(Dataset rows describing interfaces)

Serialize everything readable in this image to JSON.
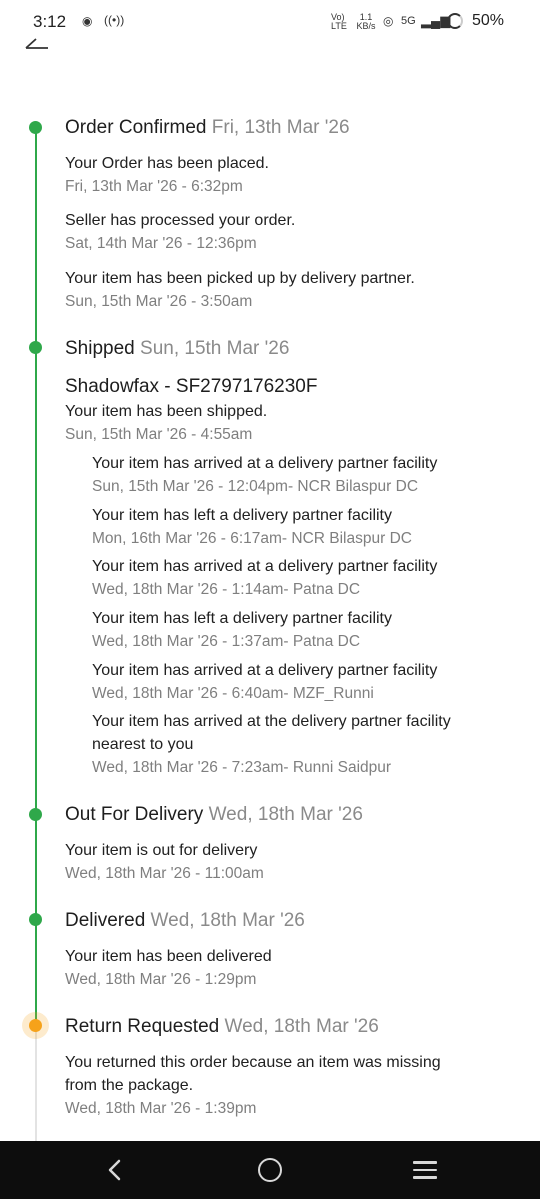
{
  "status_bar": {
    "time": "3:12",
    "left_icons": [
      "whatsapp-icon",
      "hotspot-icon"
    ],
    "network": "Vo) LTE",
    "speed": "1.1 KB/s",
    "signal": "5G",
    "battery": "50%"
  },
  "timeline": {
    "stages": [
      {
        "title": "Order Confirmed",
        "date": "Fri, 13th Mar '26",
        "events": [
          {
            "text": "Your Order has been placed.",
            "time": "Fri, 13th Mar '26 - 6:32pm"
          },
          {
            "text": "Seller has processed your order.",
            "time": "Sat, 14th Mar '26 - 12:36pm"
          },
          {
            "text": "Your item has been picked up by delivery partner.",
            "time": "Sun, 15th Mar '26 - 3:50am"
          }
        ]
      },
      {
        "title": "Shipped",
        "date": "Sun, 15th Mar '26",
        "courier": "Shadowfax - SF2797176230F",
        "events": [
          {
            "text": "Your item has been shipped.",
            "time": "Sun, 15th Mar '26 - 4:55am"
          }
        ],
        "sub_events": [
          {
            "text": "Your item has arrived at a delivery partner facility",
            "time": "Sun, 15th Mar '26 - 12:04pm- NCR Bilaspur DC"
          },
          {
            "text": "Your item has left a delivery partner facility",
            "time": "Mon, 16th Mar '26 - 6:17am- NCR Bilaspur DC"
          },
          {
            "text": "Your item has arrived at a delivery partner facility",
            "time": "Wed, 18th Mar '26 - 1:14am- Patna DC"
          },
          {
            "text": "Your item has left a delivery partner facility",
            "time": "Wed, 18th Mar '26 - 1:37am- Patna DC"
          },
          {
            "text": "Your item has arrived at a delivery partner facility",
            "time": "Wed, 18th Mar '26 - 6:40am- MZF_Runni"
          },
          {
            "text_line1": "Your item has arrived at the delivery partner facility",
            "text_line2": "nearest to you",
            "time": "Wed, 18th Mar '26 - 7:23am- Runni Saidpur"
          }
        ]
      },
      {
        "title": "Out For Delivery",
        "date": "Wed, 18th Mar '26",
        "events": [
          {
            "text": "Your item is out for delivery",
            "time": "Wed, 18th Mar '26 - 11:00am"
          }
        ]
      },
      {
        "title": "Delivered",
        "date": "Wed, 18th Mar '26",
        "events": [
          {
            "text": "Your item has been delivered",
            "time": "Wed, 18th Mar '26 - 1:29pm"
          }
        ]
      },
      {
        "title": "Return Requested",
        "date": "Wed, 18th Mar '26",
        "events": [
          {
            "text_line1": "You returned this order because an item was missing",
            "text_line2": "from the package.",
            "time": "Wed, 18th Mar '26 - 1:39pm"
          }
        ]
      }
    ]
  },
  "colors": {
    "completed": "#2fa84a",
    "current": "#f6a21a",
    "pending_track": "#e3e3e3"
  },
  "nav_icons": [
    "back-icon",
    "home-icon",
    "recents-icon"
  ]
}
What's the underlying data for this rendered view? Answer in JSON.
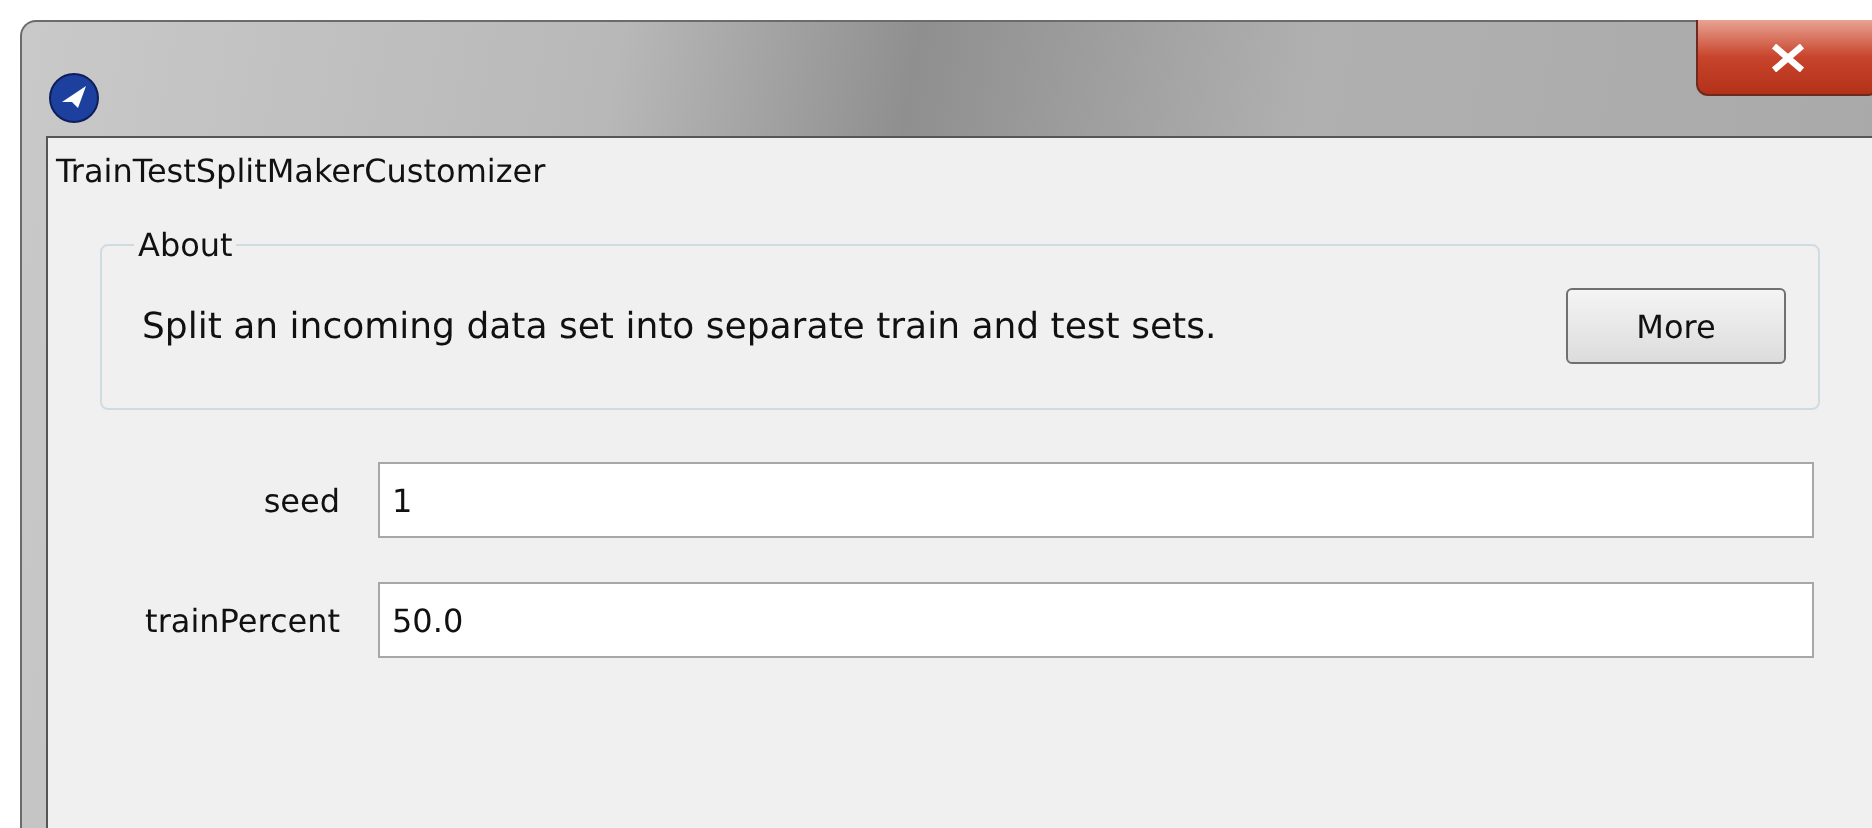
{
  "window": {
    "title": "TrainTestSplitMakerCustomizer"
  },
  "about": {
    "legend": "About",
    "description": "Split an incoming data set into separate train and test sets.",
    "button": "More"
  },
  "fields": [
    {
      "label": "seed",
      "value": "1"
    },
    {
      "label": "trainPercent",
      "value": "50.0"
    }
  ]
}
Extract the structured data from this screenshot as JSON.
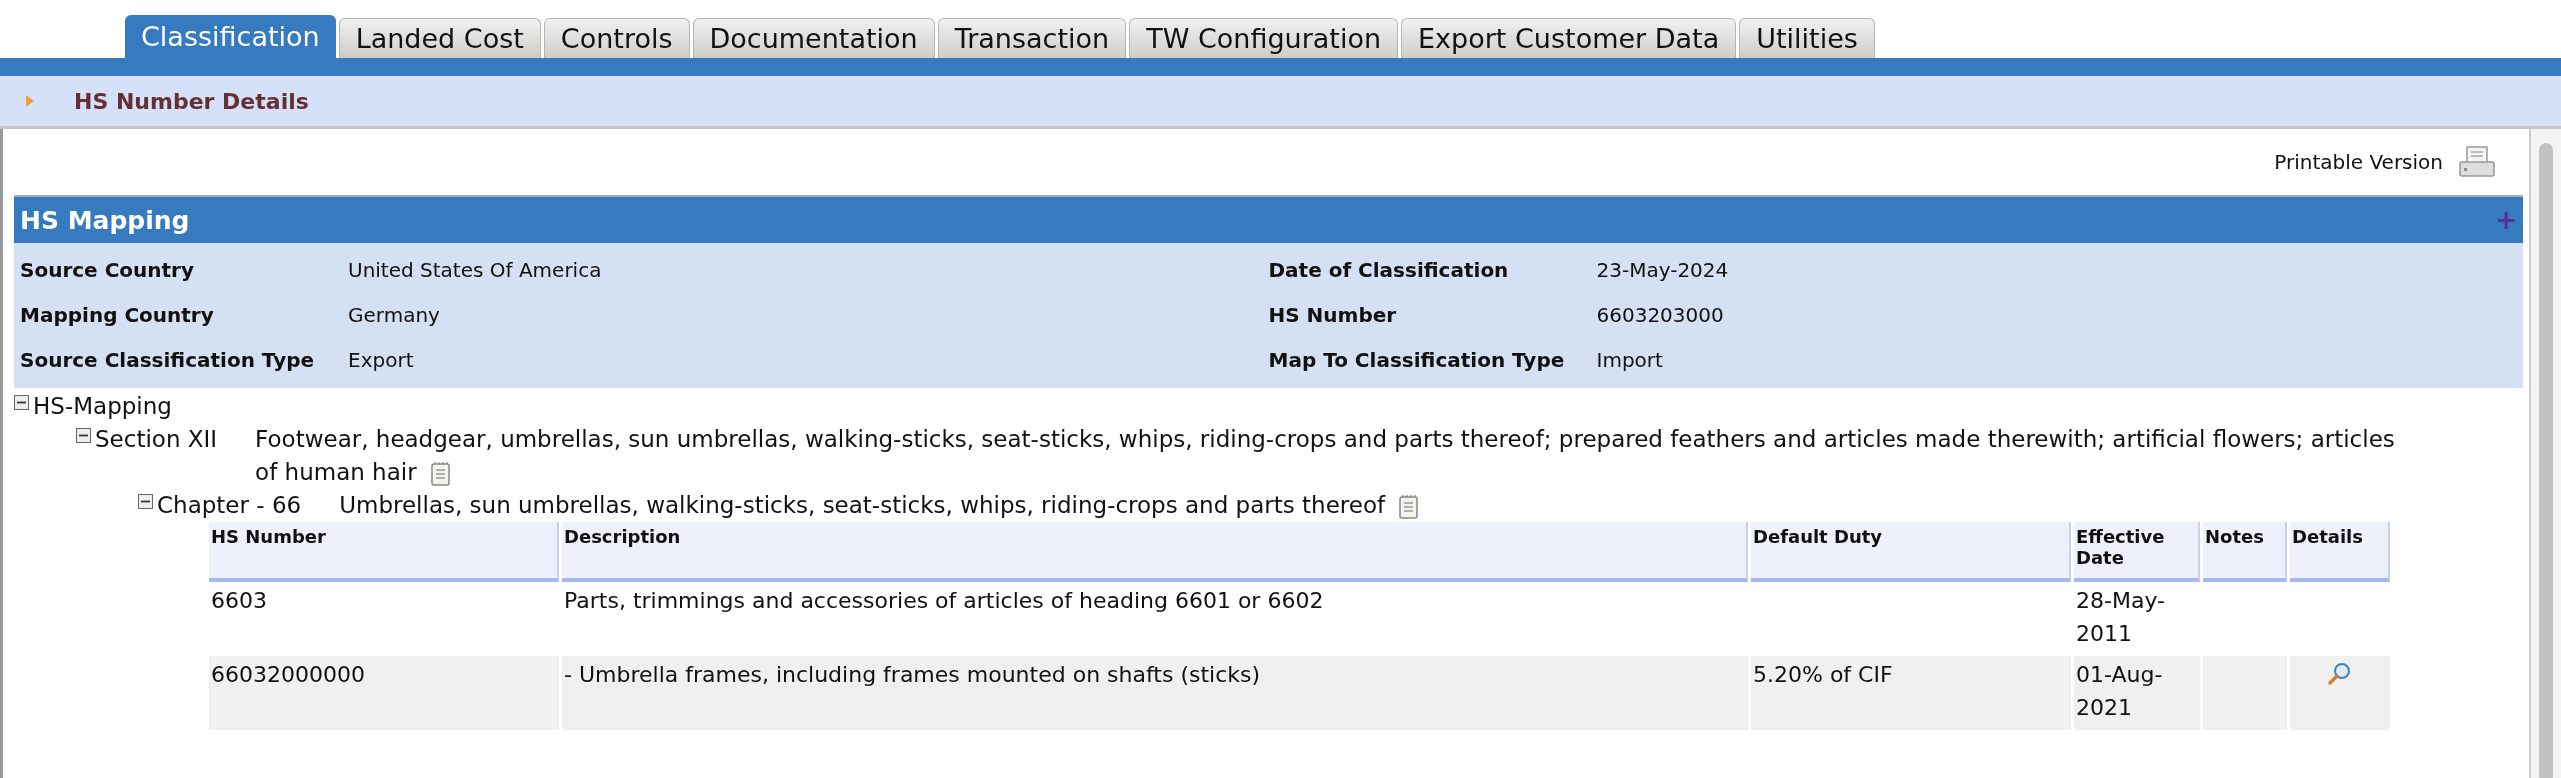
{
  "tabs": [
    {
      "label": "Classification",
      "selected": true
    },
    {
      "label": "Landed Cost",
      "selected": false
    },
    {
      "label": "Controls",
      "selected": false
    },
    {
      "label": "Documentation",
      "selected": false
    },
    {
      "label": "Transaction",
      "selected": false
    },
    {
      "label": "TW Configuration",
      "selected": false
    },
    {
      "label": "Export Customer Data",
      "selected": false
    },
    {
      "label": "Utilities",
      "selected": false
    }
  ],
  "subheader": {
    "title": "HS Number Details"
  },
  "printable": {
    "label": "Printable Version"
  },
  "panel": {
    "title": "HS Mapping",
    "expand_symbol": "+",
    "fields_left": [
      {
        "label": "Source Country",
        "value": "United States Of America"
      },
      {
        "label": "Mapping Country",
        "value": "Germany"
      },
      {
        "label": "Source Classification Type",
        "value": "Export"
      }
    ],
    "fields_right": [
      {
        "label": "Date of Classification",
        "value": "23-May-2024"
      },
      {
        "label": "HS Number",
        "value": "6603203000"
      },
      {
        "label": "Map To Classification Type",
        "value": "Import"
      }
    ]
  },
  "tree": {
    "label": "HS-Mapping",
    "expanded": true,
    "children": [
      {
        "label": "Section XII",
        "description": "Footwear, headgear, umbrellas, sun umbrellas, walking-sticks, seat-sticks, whips, riding-crops and parts thereof; prepared feathers and articles made therewith; artificial flowers; articles of human hair",
        "expanded": true,
        "children": [
          {
            "label": "Chapter - 66",
            "description": "Umbrellas, sun umbrellas, walking-sticks, seat-sticks, whips, riding-crops and parts thereof",
            "expanded": true
          }
        ]
      }
    ]
  },
  "table": {
    "columns": [
      "HS Number",
      "Description",
      "Default Duty",
      "Effective Date",
      "Notes",
      "Details"
    ],
    "rows": [
      {
        "hs_number": "6603",
        "description": "Parts, trimmings and accessories of articles of heading 6601 or 6602",
        "effective_date": "28-May-2011"
      },
      {
        "hs_number": "66032000000",
        "description": "- Umbrella frames, including frames mounted on shafts (sticks)",
        "default_duty": "5.20% of CIF",
        "effective_date": "01-Aug-2021",
        "has_details": true
      }
    ]
  }
}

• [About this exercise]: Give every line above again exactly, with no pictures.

• [Answer area]:
Serialize everything readable in this image to JSON.
{
  "status_bar": {
    "time": "3:12",
    "left_icons": [
      "whatsapp-icon",
      "hotspot-icon"
    ],
    "network": "Vo) LTE",
    "speed": "1.1 KB/s",
    "signal": "5G",
    "battery": "50%"
  },
  "timeline": {
    "stages": [
      {
        "title": "Order Confirmed",
        "date": "Fri, 13th Mar '26",
        "events": [
          {
            "text": "Your Order has been placed.",
            "time": "Fri, 13th Mar '26 - 6:32pm"
          },
          {
            "text": "Seller has processed your order.",
            "time": "Sat, 14th Mar '26 - 12:36pm"
          },
          {
            "text": "Your item has been picked up by delivery partner.",
            "time": "Sun, 15th Mar '26 - 3:50am"
          }
        ]
      },
      {
        "title": "Shipped",
        "date": "Sun, 15th Mar '26",
        "courier": "Shadowfax - SF2797176230F",
        "events": [
          {
            "text": "Your item has been shipped.",
            "time": "Sun, 15th Mar '26 - 4:55am"
          }
        ],
        "sub_events": [
          {
            "text": "Your item has arrived at a delivery partner facility",
            "time": "Sun, 15th Mar '26 - 12:04pm- NCR Bilaspur DC"
          },
          {
            "text": "Your item has left a delivery partner facility",
            "time": "Mon, 16th Mar '26 - 6:17am- NCR Bilaspur DC"
          },
          {
            "text": "Your item has arrived at a delivery partner facility",
            "time": "Wed, 18th Mar '26 - 1:14am- Patna DC"
          },
          {
            "text": "Your item has left a delivery partner facility",
            "time": "Wed, 18th Mar '26 - 1:37am- Patna DC"
          },
          {
            "text": "Your item has arrived at a delivery partner facility",
            "time": "Wed, 18th Mar '26 - 6:40am- MZF_Runni"
          },
          {
            "text_line1": "Your item has arrived at the delivery partner facility",
            "text_line2": "nearest to you",
            "time": "Wed, 18th Mar '26 - 7:23am- Runni Saidpur"
          }
        ]
      },
      {
        "title": "Out For Delivery",
        "date": "Wed, 18th Mar '26",
        "events": [
          {
            "text": "Your item is out for delivery",
            "time": "Wed, 18th Mar '26 - 11:00am"
          }
        ]
      },
      {
        "title": "Delivered",
        "date": "Wed, 18th Mar '26",
        "events": [
          {
            "text": "Your item has been delivered",
            "time": "Wed, 18th Mar '26 - 1:29pm"
          }
        ]
      },
      {
        "title": "Return Requested",
        "date": "Wed, 18th Mar '26",
        "events": [
          {
            "text_line1": "You returned this order because an item was missing",
            "text_line2": "from the package.",
            "time": "Wed, 18th Mar '26 - 1:39pm"
          }
        ]
      }
    ]
  },
  "colors": {
    "completed": "#2fa84a",
    "current": "#f6a21a",
    "pending_track": "#e3e3e3"
  },
  "nav_icons": [
    "back-icon",
    "home-icon",
    "recents-icon"
  ]
}
What's the underlying data for this rendered view? Answer in JSON.
{
  "window": {
    "title": "TrainTestSplitMakerCustomizer"
  },
  "about": {
    "legend": "About",
    "description": "Split an incoming data set into separate train and test sets.",
    "button": "More"
  },
  "fields": [
    {
      "label": "seed",
      "value": "1"
    },
    {
      "label": "trainPercent",
      "value": "50.0"
    }
  ]
}
Extract the structured data from this screenshot as JSON.
{
  "tabs": [
    {
      "label": "Classification",
      "selected": true
    },
    {
      "label": "Landed Cost",
      "selected": false
    },
    {
      "label": "Controls",
      "selected": false
    },
    {
      "label": "Documentation",
      "selected": false
    },
    {
      "label": "Transaction",
      "selected": false
    },
    {
      "label": "TW Configuration",
      "selected": false
    },
    {
      "label": "Export Customer Data",
      "selected": false
    },
    {
      "label": "Utilities",
      "selected": false
    }
  ],
  "subheader": {
    "title": "HS Number Details"
  },
  "printable": {
    "label": "Printable Version"
  },
  "panel": {
    "title": "HS Mapping",
    "expand_symbol": "+",
    "fields_left": [
      {
        "label": "Source Country",
        "value": "United States Of America"
      },
      {
        "label": "Mapping Country",
        "value": "Germany"
      },
      {
        "label": "Source Classification Type",
        "value": "Export"
      }
    ],
    "fields_right": [
      {
        "label": "Date of Classification",
        "value": "23-May-2024"
      },
      {
        "label": "HS Number",
        "value": "6603203000"
      },
      {
        "label": "Map To Classification Type",
        "value": "Import"
      }
    ]
  },
  "tree": {
    "label": "HS-Mapping",
    "expanded": true,
    "children": [
      {
        "label": "Section XII",
        "description": "Footwear, headgear, umbrellas, sun umbrellas, walking-sticks, seat-sticks, whips, riding-crops and parts thereof; prepared feathers and articles made therewith; artificial flowers; articles of human hair",
        "expanded": true,
        "children": [
          {
            "label": "Chapter - 66",
            "description": "Umbrellas, sun umbrellas, walking-sticks, seat-sticks, whips, riding-crops and parts thereof",
            "expanded": true
          }
        ]
      }
    ]
  },
  "table": {
    "columns": [
      "HS Number",
      "Description",
      "Default Duty",
      "Effective Date",
      "Notes",
      "Details"
    ],
    "rows": [
      {
        "hs_number": "6603",
        "description": "Parts, trimmings and accessories of articles of heading 6601 or 6602",
        "effective_date": "28-May-2011"
      },
      {
        "hs_number": "66032000000",
        "description": "- Umbrella frames, including frames mounted on shafts (sticks)",
        "default_duty": "5.20% of CIF",
        "effective_date": "01-Aug-2021",
        "has_details": true
      }
    ]
  }
}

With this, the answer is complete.